When it comes to Bronco frames, fitment is everything. A frame is only as useful as its fitment. So it pays to find out how the frame builder makes its frames. The best frames are those that are made with computer-controlled machines. While handmade items are usually considered to be higher quality than manufactured items, this philosophy doesn't apply to car frames.

Machined frames aren't prone to human error. Computer-controlled machine tools measure, cut, and bend the steel tubing before it's made into a frame. When computers control the measuring, there's little to no chance of human error.

To get a replacement frame that is perfectly true, which all the brackets and mounting points in exactly the right locations, get a frame builder that uses sophisticated equipment to machine build their frames.
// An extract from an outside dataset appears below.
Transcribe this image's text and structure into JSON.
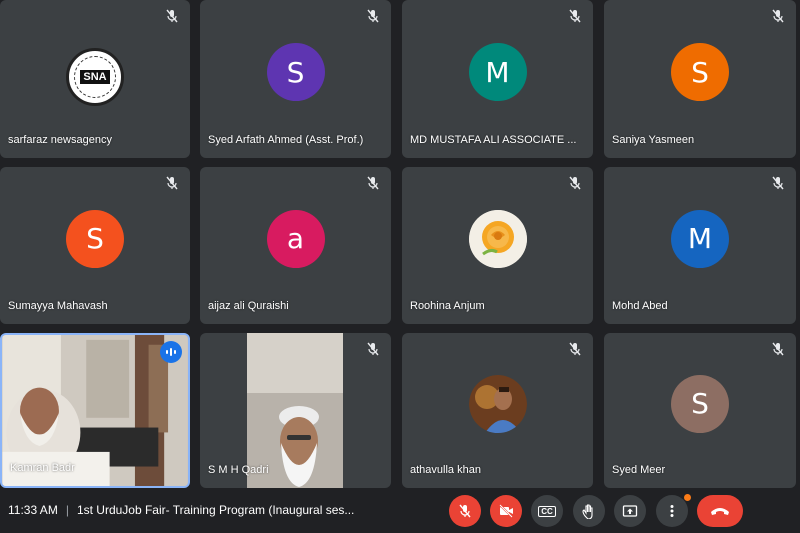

At Throttle Down Kustoms, we laser cut and CNC bend all our steel tubing. We also CNC cut all our brackets. As a result, our frames have tighter tolerances than OEM frames. This shouldn't be surprising, as frame manufacturing in the 60's was somewhat of a low tech operation.

4. Lifetime Warranty

bumper warranty

Replacement frames aren't cheap. So it says a lot when a frame builder offers a comprehensive lifetime warranty for their frames. It shows that good craftsmanship goes into their frames. It also shows that the company fully stands behind its products. Beware of frame builders that either don't warranty their frames or offer a bare-bones warranty on their frames.

At Throttle Down Kustoms, we take so much pride in the quality of our early Bronco frames. We offer a comprehensive lifetime warranty against any structural defects. You can see the warranty policy here.

TDK Early Bronco Frames Are The Best On The Market

Throttle Down Kustoms frames meet all the hallmarks of a well-built custom frame. To sum it up, all TDK frames:

  • Have no extra holes, which lessens the risk of rust
  • Are made with thick steel, which makes them stronger than OEM frames
  • Are made with computer-controlled machinery, meaning their tolerances are tighter than OEM frames
  • Come with a comprehensive lifetime warranty

Learn more about our early Bronco frame for 1966-1977 Broncos!